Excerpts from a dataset
>>>>>

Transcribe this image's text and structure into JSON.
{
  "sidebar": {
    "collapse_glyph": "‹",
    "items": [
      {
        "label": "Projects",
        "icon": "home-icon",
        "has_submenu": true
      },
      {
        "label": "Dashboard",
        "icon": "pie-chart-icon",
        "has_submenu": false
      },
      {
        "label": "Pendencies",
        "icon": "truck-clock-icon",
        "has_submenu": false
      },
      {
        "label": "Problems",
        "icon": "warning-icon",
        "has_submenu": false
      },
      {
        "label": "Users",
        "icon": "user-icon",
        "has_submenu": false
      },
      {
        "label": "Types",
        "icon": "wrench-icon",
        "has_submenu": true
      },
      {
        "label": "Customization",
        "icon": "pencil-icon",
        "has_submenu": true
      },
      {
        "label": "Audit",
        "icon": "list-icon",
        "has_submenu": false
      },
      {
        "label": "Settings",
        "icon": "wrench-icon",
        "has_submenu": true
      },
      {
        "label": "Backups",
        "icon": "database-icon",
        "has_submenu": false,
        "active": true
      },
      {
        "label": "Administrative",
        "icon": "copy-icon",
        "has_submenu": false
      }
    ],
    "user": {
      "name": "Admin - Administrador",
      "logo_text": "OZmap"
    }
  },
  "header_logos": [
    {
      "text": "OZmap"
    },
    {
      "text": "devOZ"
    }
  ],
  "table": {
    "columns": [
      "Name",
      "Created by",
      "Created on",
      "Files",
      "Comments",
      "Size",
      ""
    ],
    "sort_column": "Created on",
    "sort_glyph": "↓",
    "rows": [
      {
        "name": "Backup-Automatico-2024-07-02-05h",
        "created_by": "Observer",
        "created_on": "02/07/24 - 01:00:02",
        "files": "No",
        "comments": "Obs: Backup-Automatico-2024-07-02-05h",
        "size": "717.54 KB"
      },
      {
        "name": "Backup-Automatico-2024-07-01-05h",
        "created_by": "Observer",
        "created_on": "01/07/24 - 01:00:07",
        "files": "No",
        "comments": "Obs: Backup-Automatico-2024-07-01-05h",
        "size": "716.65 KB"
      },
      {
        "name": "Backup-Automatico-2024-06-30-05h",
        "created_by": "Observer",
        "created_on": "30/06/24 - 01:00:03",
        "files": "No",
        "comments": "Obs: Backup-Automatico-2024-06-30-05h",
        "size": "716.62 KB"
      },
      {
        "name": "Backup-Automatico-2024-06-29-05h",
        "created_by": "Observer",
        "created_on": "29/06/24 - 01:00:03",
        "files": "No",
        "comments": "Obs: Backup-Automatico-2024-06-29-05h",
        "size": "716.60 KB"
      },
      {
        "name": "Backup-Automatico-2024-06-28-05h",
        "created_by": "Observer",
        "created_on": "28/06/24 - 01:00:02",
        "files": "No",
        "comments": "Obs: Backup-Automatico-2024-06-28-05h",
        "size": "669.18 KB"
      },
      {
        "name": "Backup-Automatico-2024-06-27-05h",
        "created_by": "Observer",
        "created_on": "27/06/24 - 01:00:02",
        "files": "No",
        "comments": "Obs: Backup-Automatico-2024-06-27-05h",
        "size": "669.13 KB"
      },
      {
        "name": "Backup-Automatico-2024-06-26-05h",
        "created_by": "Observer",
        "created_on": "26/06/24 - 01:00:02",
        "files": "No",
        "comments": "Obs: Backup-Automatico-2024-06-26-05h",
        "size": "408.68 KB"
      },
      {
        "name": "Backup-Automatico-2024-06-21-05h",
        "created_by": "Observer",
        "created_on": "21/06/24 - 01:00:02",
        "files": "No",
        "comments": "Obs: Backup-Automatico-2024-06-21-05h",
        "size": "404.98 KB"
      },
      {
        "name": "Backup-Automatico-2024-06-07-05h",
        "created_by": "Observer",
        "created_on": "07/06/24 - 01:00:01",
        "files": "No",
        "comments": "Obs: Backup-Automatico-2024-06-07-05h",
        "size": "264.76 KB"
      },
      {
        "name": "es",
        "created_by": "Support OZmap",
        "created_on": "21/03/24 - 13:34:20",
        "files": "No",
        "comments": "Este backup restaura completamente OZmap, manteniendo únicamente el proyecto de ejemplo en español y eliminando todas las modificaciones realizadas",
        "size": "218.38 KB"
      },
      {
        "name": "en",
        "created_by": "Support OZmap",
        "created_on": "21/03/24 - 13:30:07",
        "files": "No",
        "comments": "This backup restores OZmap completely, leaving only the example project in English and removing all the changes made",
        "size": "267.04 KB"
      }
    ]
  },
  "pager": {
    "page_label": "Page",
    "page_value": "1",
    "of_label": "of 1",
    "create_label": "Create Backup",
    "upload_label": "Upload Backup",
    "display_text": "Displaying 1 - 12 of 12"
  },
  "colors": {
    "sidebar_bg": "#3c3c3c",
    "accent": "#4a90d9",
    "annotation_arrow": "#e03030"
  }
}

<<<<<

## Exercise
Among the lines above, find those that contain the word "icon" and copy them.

## Answer box
        "icon": "home-icon",
        "icon": "pie-chart-icon",
        "icon": "truck-clock-icon",
        "icon": "warning-icon",
        "icon": "user-icon",
        "icon": "wrench-icon",
        "icon": "pencil-icon",
        "icon": "list-icon",
        "icon": "wrench-icon",
        "icon": "database-icon",
        "icon": "copy-icon",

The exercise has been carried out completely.